The central neo-classical structure was originally completed in 1913 by the Confederate Memorial Association as the Battle Abbey, designed to serve as a hall of honor for “the glorious dead” and a safekeeping place for artifacts and documents related to the Lost Cause. The peripatetic VHS arrived in 1947, and the center — before and since — has undergone several transformative expansions that accompanied a widening appeal to the greater community. The VHS thus joins other major cultural institutions, like the VFMA and the Valentine, which have recently undertaken great modernization, addition and rehabilitation projects.
The VHS construction effort is six months in. “We anticipate construction finishing up by the end of May 2015,” Levengood says. The VHS hasn’t yet held a public open house to show the work-in-progress. The Saturday event will allow visitors to wander around, see the various layers of masonry and picture what the place will look like come next spring.
“We’re basically completely re-imagining our public gallery spaces. We’re trying to be really smart: We don’t need to add much to the building itself, we’re redesigning present spaces to use them as intelligently as possible. It’ll make getting around the building much easier.”
Until now, offices and galleries were mixed together.

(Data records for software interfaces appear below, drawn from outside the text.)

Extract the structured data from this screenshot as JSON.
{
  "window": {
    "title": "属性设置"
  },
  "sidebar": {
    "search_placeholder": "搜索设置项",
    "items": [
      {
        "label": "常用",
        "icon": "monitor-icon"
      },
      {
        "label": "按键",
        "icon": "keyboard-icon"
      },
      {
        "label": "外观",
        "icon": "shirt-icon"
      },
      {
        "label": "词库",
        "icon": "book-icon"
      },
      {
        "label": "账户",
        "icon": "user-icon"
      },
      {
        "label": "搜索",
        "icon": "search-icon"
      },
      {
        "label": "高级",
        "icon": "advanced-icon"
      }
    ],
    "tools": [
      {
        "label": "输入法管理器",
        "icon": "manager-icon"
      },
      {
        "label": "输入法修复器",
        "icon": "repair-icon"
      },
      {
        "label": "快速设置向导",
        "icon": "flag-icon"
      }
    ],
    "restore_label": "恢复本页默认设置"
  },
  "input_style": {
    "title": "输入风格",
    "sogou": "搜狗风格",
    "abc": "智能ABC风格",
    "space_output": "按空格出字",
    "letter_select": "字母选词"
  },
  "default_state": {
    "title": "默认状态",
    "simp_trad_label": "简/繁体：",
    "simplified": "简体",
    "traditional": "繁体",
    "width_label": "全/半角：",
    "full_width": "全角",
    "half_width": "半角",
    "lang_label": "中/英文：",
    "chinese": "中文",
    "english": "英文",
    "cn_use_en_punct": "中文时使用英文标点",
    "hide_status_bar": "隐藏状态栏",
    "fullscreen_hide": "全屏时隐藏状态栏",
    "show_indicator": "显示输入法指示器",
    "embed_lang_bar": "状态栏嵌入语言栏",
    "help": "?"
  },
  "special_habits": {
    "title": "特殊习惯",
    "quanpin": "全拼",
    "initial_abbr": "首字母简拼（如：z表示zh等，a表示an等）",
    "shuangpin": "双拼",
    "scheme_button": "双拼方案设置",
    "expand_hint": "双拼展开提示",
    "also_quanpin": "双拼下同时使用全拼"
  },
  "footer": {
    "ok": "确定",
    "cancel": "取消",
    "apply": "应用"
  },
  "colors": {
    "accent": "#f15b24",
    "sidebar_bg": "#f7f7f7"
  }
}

When finished, all galleries will be contiguous and offices relocated.
The largest gallery for temporary exhibits was a large hallway with four doors and required going through it to get to other places in the building. “But here now we have a 5,000-square-feet space that we can use to for larger traveling exhibitions that we didn’t have room for before,” Levengood says. “Those doors will be closed, when ready to open, they’ll give people access — it’s a lot like what VMFA did with their lower galleries.”
“The Story of Virginia” that will return will be more flowing, not segmented, and easier to navigate. Conducting construction around the Richmond streetcar proved especially tricky.
“We had to bring in folks specializing in moving large objects to remove it and they had to prepare its new site. While work was going on around it, they hermetically sealed the streetcar in this plastic cocoon and when doing any work overhead, put scaffolding around it. I have to say one of the reasons why this project has a rather long timeline — part of it is renovating the house as opposed to building a house. Our galleries are closed, but we’re still doing lectures and the research and library facilities are still open. Our construction people have been extremely sensitive to these needs.”
The overhaul has also included a three-year restoration of the Charles Hoffbauer Seasons of the Confederacy murals that lay under layers of grime. Some of it came from the days when smoking was allowed indoors, but, the worst offender seems to have been the building’s old coal-fired heating and also the piece’s proximity to the front entrance.
On the Kensington Street side, a 5,000-square-foot learning center is being created for the use of school groups. “This’ll be a place for the kids to engage in hands on activities, they can eat their lunch and then make their visit upstairs to the galleries. In addition, it won’t be just a sterile room like a motel lobby, there’ll be exhibition cases going all the way around, holding objects from the collection. This says you’re in a special place. Here’s actual stuff.”
Levengood is looking forward to having the state visitors center become open in the Robinson House between VMFA and VHS. This may serve as a guiide for a hyphenated experience for visitors — some may go to see the art, while others may choose to see the history. A friendlier, more visible entrance will be made on the south side, which will feature a two-story atrium. The final big piece is connecting the Boulevard front of the VHS to the sidewalk. “We want to encourage people to walk right off the street and inside,” Levengood says. “There’s more pedestrian traffic here all the time, and we’d like for them to know we want them to visit here.”